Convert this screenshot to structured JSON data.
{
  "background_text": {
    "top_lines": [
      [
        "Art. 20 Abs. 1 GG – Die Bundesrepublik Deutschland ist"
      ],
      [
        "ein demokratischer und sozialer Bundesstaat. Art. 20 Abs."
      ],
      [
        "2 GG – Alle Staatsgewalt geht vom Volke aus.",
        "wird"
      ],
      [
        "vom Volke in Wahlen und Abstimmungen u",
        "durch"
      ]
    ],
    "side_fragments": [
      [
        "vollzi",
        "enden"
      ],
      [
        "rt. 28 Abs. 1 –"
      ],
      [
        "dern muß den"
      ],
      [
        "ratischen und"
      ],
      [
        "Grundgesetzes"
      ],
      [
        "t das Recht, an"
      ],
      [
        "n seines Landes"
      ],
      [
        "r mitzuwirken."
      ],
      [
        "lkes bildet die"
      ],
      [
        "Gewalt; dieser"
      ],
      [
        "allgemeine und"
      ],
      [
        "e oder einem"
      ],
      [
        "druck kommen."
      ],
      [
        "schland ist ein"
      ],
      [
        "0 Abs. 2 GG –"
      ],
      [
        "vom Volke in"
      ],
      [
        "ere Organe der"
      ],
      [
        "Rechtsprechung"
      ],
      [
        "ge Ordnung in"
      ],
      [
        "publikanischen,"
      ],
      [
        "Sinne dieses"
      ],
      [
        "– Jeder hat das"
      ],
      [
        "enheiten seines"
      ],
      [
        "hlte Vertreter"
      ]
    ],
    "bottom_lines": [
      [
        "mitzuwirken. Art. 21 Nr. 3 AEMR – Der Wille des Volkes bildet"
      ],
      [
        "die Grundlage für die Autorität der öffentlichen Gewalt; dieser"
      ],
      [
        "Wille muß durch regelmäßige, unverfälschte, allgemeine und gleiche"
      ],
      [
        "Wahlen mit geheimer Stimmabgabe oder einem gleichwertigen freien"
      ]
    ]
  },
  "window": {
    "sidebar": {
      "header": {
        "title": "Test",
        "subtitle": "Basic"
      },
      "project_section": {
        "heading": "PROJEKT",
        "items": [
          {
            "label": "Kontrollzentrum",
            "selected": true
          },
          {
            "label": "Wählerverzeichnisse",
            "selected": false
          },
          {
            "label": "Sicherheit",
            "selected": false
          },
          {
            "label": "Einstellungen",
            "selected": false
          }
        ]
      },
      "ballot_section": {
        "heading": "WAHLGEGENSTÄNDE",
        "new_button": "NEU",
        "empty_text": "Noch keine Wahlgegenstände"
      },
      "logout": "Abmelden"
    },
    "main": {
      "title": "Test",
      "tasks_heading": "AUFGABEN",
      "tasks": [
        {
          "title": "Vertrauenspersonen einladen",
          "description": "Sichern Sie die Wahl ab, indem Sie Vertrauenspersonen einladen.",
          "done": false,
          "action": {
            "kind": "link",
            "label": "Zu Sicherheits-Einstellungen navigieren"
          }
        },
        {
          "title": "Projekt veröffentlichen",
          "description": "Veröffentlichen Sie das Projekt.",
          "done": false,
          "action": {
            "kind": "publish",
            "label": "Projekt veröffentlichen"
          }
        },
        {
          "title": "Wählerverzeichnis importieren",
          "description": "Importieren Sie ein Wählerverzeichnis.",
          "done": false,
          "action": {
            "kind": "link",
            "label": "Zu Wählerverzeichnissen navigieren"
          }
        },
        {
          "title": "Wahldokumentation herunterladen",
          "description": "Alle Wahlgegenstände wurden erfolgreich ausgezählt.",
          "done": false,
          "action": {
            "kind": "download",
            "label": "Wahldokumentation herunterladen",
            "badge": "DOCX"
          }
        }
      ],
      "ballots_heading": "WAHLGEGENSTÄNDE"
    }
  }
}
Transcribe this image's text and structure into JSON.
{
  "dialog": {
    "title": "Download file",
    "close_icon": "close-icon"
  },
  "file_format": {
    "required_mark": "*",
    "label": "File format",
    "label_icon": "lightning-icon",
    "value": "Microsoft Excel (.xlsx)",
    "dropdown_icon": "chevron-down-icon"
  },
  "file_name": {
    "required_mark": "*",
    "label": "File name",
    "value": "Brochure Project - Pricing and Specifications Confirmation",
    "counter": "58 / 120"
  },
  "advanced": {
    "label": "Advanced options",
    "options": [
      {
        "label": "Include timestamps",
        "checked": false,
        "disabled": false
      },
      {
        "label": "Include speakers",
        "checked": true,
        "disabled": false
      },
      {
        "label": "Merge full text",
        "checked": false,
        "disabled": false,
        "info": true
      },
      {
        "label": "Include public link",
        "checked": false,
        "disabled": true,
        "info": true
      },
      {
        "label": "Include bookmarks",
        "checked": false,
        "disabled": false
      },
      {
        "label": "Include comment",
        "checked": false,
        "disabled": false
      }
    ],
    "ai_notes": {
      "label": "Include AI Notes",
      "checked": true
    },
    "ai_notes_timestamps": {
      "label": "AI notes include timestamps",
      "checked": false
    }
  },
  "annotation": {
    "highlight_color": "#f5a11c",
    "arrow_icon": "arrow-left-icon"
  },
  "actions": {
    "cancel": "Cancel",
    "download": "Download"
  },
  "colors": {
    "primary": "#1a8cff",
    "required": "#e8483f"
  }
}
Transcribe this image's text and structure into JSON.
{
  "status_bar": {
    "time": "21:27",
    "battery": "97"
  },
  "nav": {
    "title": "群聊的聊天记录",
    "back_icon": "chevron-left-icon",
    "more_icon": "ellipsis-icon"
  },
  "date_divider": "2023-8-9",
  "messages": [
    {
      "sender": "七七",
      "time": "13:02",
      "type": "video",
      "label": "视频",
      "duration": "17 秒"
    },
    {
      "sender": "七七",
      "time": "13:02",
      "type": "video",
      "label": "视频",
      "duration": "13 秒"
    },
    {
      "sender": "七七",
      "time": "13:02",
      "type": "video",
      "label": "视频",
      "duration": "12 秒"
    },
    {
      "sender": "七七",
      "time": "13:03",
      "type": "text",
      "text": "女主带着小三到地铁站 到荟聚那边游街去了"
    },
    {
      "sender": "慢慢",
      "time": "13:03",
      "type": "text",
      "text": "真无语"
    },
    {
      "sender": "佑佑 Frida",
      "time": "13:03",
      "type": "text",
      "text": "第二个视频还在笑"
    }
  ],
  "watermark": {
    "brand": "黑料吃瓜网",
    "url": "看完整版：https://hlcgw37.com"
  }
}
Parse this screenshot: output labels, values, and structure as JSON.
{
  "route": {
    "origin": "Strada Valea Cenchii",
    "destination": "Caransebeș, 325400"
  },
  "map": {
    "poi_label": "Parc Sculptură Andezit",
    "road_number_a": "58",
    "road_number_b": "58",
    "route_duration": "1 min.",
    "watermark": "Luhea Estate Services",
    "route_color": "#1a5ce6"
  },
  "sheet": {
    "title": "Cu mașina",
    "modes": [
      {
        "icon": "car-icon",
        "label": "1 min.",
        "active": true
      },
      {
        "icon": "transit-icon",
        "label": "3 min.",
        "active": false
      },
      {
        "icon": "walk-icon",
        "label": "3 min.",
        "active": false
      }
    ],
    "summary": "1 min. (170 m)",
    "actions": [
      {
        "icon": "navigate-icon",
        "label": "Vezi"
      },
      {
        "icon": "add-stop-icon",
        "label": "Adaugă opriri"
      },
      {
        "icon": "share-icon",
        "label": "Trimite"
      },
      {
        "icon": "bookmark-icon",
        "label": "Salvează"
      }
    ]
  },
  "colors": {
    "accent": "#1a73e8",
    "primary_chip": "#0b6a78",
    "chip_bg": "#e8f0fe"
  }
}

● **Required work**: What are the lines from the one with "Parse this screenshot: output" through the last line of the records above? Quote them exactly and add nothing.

● **Output below**:
Parse this screenshot: output labels, values, and structure as JSON.
{
  "route": {
    "origin": "Strada Valea Cenchii",
    "destination": "Caransebeș, 325400"
  },
  "map": {
    "poi_label": "Parc Sculptură Andezit",
    "road_number_a": "58",
    "road_number_b": "58",
    "route_duration": "1 min.",
    "watermark": "Luhea Estate Services",
    "route_color": "#1a5ce6"
  },
  "sheet": {
    "title": "Cu mașina",
    "modes": [
      {
        "icon": "car-icon",
        "label": "1 min.",
        "active": true
      },
      {
        "icon": "transit-icon",
        "label": "3 min.",
        "active": false
      },
      {
        "icon": "walk-icon",
        "label": "3 min.",
        "active": false
      }
    ],
    "summary": "1 min. (170 m)",
    "actions": [
      {
        "icon": "navigate-icon",
        "label": "Vezi"
      },
      {
        "icon": "add-stop-icon",
        "label": "Adaugă opriri"
      },
      {
        "icon": "share-icon",
        "label": "Trimite"
      },
      {
        "icon": "bookmark-icon",
        "label": "Salvează"
      }
    ]
  },
  "colors": {
    "accent": "#1a73e8",
    "primary_chip": "#0b6a78",
    "chip_bg": "#e8f0fe"
  }
}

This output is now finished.